The causes of the antibiotic misuse in a medical
field occur from many factors such as medical professionals, patients and pharmaceutical
companies. In the first case, there are several reasons contributing
to the unnecessary prescriptions.
Firstly, nearly 50
percent of UK general practitioners (GPs) prescribed the broad-spectrum antibiotics
in advance to prevent secondary bacterial infections such as quinsy and
mastoiditis after viral respiratory tract infections (Shallcross &
Davies, 2014, pp.604-605).
often order antibiotics to avoid under-treatment when the uncertain
diagnosis is made. Another reason for antibiotic prescriptions is to
maintain a doctor-patient relationship to
avoid medical legal action (Llor & Bjerrum, 2003,
p. 231). Regarding
patients’, antibiotics were intensively
misused in the community as a survey by Infectious Diseases Society of America reported that more
than 10 percent of patients exaggerated their conditions in order to receive antibiotics but
nearly 25 percent of patients
did not complete their courses (Pechere, 2001). The control and regulation of antibiotic use is not
established in many developing countries as the drugs are available to purchase
in a pharmacy without a prescription, making self-prescribing
extremely common (Ventola, 2015, p. 278).
is also one of the most crucial factors contributing to the overdependence on
antibiotics. A massive amount of the
agents is being consumed in livestock in order to treat illnesses, prevent
infections or promote growth.

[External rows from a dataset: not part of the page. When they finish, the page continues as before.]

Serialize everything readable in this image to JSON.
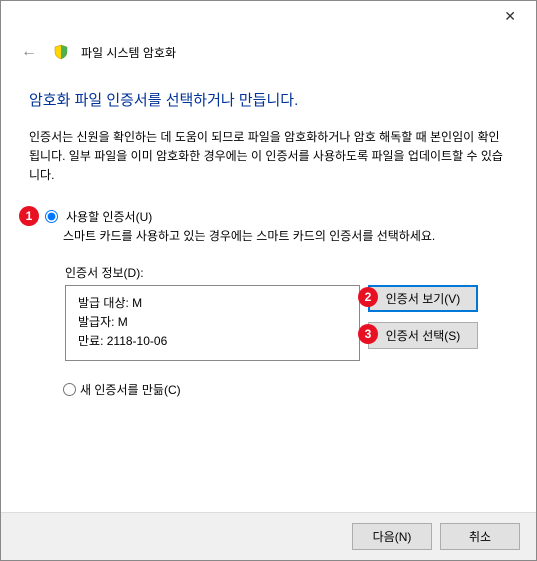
{
  "window": {
    "title": "파일 시스템 암호화"
  },
  "heading": "암호화 파일 인증서를 선택하거나 만듭니다.",
  "description": "인증서는 신원을 확인하는 데 도움이 되므로 파일을 암호화하거나 암호 해독할 때 본인임이 확인됩니다. 일부 파일을 이미 암호화한 경우에는 이 인증서를 사용하도록 파일을 업데이트할 수 있습니다.",
  "radio1": {
    "label": "사용할 인증서(U)",
    "hint": "스마트 카드를 사용하고 있는 경우에는 스마트 카드의 인증서를 선택하세요."
  },
  "certInfo": {
    "label": "인증서 정보(D):",
    "issuedTo": "발급 대상: M",
    "issuer": "발급자: M",
    "expires": "만료: 2118-10-06"
  },
  "buttons": {
    "viewCert": "인증서 보기(V)",
    "selectCert": "인증서 선택(S)"
  },
  "radio2": {
    "label": "새 인증서를 만듦(C)"
  },
  "footer": {
    "next": "다음(N)",
    "cancel": "취소"
  },
  "markers": {
    "m1": "1",
    "m2": "2",
    "m3": "3"
  }
}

Moreover, there were some
cases in which certain groups of livestock are infected but the entire herd
receive antibiotics without the order from veterinarians.
Some farmers have a
common misconception that antibiotics should be used as a growth promoter,
leading to the addition of the drugs to animals’
food for long periods at
sub-therapeutic concentrations (Carlet et al., 2012, p. 8).
The antibiotic misuse is the main cause of
bacterial resistance. The development of new antibiotics has been a race
with bacteria resistance over the past 30 years.
Bacteria have often developed their resistance within a few
years as soon as new antibiotic drugs have been discovered (CDC, 2013). It is a
general belief that the misuse of antibiotics is the only cause of antibiotic
resistance. However, this might be a misconception because the genetic
analysis of microbial metabolic pathways revealed that b-lactamase gene which destroys b-lactam antibiotics has been found in bacteria from 2
billion years ago (Spellberg et al., 2014 , p. 156) which means antibiotic resistance might be an unavoidable process. Bacteria have developed
their resistance genes by a random process of mutation without relying on the
misuse of antibiotics. Nonetheless, the misuse of antibiotics
has a profound impact in accelerating the rate of antibiotic resistance by
introducing a selective pressure into the bacteria community as normal flora
are destroyed. This results in the less
interspecific competition between bacteria, allowing resistant bacteria to
develop and reproduce rapidly. Finally, some invasive bacteria have developed themselves
to become superbugs which are resistant to all antibiotics such as Carbapenam-resistant
Enterobacteriacaea (CRE). The incidences of antibiotic resistance
have been increasing significantly as the early
generation of antibiotics are no longer effective in treating gram-negative
bacterial infections (CDC, 2013). Furthermore, merely half of the drugs
available at present were not effective in treating multidrug-resistant
tuberculosis as they were in the past decades (WHO, 2014). This results
in a minimum of 2 million patients in the
US suffered annually from
severe bacterial infections, and more than 230,000 patients died as a direct effect of
antibiotic resistance (CDC, 2013).